Rudin, novel by Ivan Turgenev, published as a serial in the journal Sovremennik and as a book in 1856. The novel tells of an eloquent intellectual, Dmitry Rudin, a character modeled partly on the revolutionary agitator Mikhail Bakunin, whom Turgenev had known in Moscow in the 1830s.
Ivan Sergeyevich Turgenev (9 November 1818 – 3 September 1883) was a Russian novelist, short story writer, poet, playwright, translator and popularizer of Russian literature in the West. His first major publication, a short story collection entitled A Sportsman’s Sketches (1852), was a milestone of Russian realism. His novel Fathers and Sons (1862) is regarded as one of the major works of 19th-century fiction. Ivan Sergeyevich Turgenev was born in Oryol (modern-day Oryol Oblast, Russia) to noble Russian parents Sergei Nikolaevich Turgenev (1793–1834), a colonel in the Russian cavalry who took part in the Patriotic War of 1812, and Varvara Petrovna Turgeneva (née Lutovinova; 1787–1850). His father belonged to an old, but impoverished Turgenev family of Tula aristocracy that traces its history to the 15th century when a Tatar Mirza Lev Turgen (Ivan Turgenev after baptizing) left the Golden Horde to serve Vasily II of Moscow. Ivan’s mother came from a wealthy noble Lutovinov house of the Oryol Governorate. She spent an unhappy childhood under the tyrannical stepfather and left his house after her mother’s death to live with her uncle. At the age of 26 she inherited a huge fortune from him. In 1816, she married Turgenev. Ivan, his brothers Nikolai and Sergei were raised by their mother, a very educated, but authoritarian woman, in the Spasskoe-Lutovinovo family estate that was granted to their ancestor Ivan Ivanovich Lutovinov by Ivan the Terrible. Varvara Turgeneva later served as an inspiration for the landlady from Turgenev’s Mumu. She surrounded her sons with foreign governesses; thus Ivan became fluent in French, German, and English. The family members used French in everyday life, even prayers were read in this language. Their father spent little time with the family, and although he was not hostile toward them, his absence hurt Ivan’s feelings (their relations are described in the autobiographical novel First Love). When he was four, the family made a trip through Germany and France.

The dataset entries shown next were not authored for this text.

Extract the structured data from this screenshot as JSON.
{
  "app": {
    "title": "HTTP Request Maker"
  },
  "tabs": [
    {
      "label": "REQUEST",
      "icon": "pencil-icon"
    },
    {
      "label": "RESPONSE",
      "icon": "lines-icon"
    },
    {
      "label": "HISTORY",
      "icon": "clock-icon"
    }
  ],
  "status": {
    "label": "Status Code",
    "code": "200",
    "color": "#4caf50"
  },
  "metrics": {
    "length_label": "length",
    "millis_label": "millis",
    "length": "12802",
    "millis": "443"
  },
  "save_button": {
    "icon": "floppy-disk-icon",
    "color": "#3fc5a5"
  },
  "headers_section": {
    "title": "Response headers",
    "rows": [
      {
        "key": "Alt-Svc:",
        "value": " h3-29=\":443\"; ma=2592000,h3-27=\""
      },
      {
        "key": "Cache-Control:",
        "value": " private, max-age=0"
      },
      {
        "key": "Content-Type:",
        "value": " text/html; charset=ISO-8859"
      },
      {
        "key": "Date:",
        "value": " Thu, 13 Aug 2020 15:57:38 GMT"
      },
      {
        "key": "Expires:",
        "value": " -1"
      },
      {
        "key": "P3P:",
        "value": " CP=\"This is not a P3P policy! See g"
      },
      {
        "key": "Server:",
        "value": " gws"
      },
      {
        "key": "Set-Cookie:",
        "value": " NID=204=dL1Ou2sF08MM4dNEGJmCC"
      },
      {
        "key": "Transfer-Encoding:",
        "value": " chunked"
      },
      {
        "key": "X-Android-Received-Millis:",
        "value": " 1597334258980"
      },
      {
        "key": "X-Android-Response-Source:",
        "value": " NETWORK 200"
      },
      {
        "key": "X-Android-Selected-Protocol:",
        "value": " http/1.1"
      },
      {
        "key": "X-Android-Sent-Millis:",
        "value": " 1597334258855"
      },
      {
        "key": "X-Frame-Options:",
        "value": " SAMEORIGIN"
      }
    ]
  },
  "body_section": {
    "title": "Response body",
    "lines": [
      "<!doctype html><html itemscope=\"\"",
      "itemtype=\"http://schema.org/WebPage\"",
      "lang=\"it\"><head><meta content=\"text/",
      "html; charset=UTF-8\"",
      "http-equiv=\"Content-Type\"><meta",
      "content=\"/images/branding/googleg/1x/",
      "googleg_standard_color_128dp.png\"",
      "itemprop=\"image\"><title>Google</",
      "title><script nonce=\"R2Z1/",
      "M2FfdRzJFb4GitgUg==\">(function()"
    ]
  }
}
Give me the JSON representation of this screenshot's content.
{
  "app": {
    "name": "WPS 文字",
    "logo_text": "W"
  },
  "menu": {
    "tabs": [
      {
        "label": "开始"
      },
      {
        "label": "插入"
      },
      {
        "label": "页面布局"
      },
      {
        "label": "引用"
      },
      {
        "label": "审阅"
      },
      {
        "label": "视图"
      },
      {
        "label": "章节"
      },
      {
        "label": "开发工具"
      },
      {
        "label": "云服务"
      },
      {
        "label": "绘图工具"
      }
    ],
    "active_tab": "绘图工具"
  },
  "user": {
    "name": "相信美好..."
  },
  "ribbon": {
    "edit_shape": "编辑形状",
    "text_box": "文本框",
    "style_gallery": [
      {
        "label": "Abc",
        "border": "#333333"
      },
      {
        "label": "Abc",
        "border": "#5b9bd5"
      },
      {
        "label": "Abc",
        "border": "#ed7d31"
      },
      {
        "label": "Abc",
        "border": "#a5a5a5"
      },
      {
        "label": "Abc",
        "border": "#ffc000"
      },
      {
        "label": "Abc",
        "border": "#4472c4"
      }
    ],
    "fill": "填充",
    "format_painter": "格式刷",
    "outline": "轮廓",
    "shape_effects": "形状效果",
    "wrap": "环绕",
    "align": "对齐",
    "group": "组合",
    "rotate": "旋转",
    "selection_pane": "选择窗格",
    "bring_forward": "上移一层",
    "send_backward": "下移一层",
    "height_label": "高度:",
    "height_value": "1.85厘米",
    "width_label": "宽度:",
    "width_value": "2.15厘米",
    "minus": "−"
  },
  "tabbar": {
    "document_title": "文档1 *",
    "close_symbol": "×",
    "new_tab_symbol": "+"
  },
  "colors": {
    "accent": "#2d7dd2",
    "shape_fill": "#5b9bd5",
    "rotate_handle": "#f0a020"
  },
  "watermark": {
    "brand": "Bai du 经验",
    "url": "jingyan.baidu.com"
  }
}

In 1827 the Turgenevs moved to Moscow to give their children a proper education.
|Handling time||7 Days|
|Book Cover Type||Paperback|
|Persian Title||کتاب رودین اثر ایوان تورگنیف|